# Problem details
Scan the material for the word "true" and return every matching line.

# Information shown
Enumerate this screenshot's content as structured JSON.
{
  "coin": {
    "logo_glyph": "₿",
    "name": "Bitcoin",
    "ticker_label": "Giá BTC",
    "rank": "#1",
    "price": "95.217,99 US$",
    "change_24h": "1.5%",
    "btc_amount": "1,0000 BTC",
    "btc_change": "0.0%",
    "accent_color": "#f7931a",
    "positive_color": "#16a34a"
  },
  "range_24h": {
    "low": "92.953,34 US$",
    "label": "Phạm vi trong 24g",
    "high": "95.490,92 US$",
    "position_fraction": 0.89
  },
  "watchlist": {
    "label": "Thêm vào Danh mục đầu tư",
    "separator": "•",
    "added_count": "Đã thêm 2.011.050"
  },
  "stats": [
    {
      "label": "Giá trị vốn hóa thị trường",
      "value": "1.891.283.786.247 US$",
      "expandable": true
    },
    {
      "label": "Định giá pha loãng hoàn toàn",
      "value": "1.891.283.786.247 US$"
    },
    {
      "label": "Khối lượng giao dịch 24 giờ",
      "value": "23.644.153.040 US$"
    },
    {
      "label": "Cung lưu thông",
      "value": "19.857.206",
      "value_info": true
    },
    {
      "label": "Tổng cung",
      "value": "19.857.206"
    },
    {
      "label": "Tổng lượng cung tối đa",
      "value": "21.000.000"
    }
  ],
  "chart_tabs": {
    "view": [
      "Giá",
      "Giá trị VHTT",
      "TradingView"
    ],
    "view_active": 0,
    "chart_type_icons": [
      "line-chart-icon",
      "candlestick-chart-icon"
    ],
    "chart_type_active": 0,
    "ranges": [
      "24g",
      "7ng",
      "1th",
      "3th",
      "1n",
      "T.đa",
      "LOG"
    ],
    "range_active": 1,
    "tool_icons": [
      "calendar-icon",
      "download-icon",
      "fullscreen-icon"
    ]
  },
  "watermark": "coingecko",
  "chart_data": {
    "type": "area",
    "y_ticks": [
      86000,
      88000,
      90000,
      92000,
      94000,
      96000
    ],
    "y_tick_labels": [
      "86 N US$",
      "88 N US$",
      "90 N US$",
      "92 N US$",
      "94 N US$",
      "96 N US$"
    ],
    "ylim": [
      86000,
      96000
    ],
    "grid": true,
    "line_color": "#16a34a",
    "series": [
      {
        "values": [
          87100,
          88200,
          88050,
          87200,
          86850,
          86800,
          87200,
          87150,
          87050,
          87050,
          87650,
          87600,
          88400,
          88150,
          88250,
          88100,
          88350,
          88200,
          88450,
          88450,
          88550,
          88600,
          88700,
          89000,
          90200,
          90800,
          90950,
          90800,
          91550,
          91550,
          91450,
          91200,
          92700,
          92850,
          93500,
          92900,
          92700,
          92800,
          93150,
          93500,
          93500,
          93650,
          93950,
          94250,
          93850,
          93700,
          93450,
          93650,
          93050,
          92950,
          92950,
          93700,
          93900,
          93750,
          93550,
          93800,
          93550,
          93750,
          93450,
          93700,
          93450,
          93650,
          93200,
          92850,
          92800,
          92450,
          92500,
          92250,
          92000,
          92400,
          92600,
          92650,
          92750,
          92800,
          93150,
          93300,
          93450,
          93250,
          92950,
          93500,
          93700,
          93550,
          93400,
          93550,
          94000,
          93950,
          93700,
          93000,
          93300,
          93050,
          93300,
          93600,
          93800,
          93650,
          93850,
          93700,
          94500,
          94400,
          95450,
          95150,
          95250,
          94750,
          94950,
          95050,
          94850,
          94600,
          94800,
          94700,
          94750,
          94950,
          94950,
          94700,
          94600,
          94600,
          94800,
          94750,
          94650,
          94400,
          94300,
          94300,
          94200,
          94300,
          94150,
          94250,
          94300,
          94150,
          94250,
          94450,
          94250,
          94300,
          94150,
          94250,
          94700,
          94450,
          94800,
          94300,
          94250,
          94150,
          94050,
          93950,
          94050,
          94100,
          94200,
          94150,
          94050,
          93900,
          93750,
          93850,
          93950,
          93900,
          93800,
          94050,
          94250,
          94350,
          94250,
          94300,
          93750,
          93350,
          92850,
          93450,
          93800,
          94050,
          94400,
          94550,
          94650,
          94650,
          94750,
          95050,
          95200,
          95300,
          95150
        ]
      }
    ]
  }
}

# The answer
      "expandable": true
      "value_info": true
    "grid": true,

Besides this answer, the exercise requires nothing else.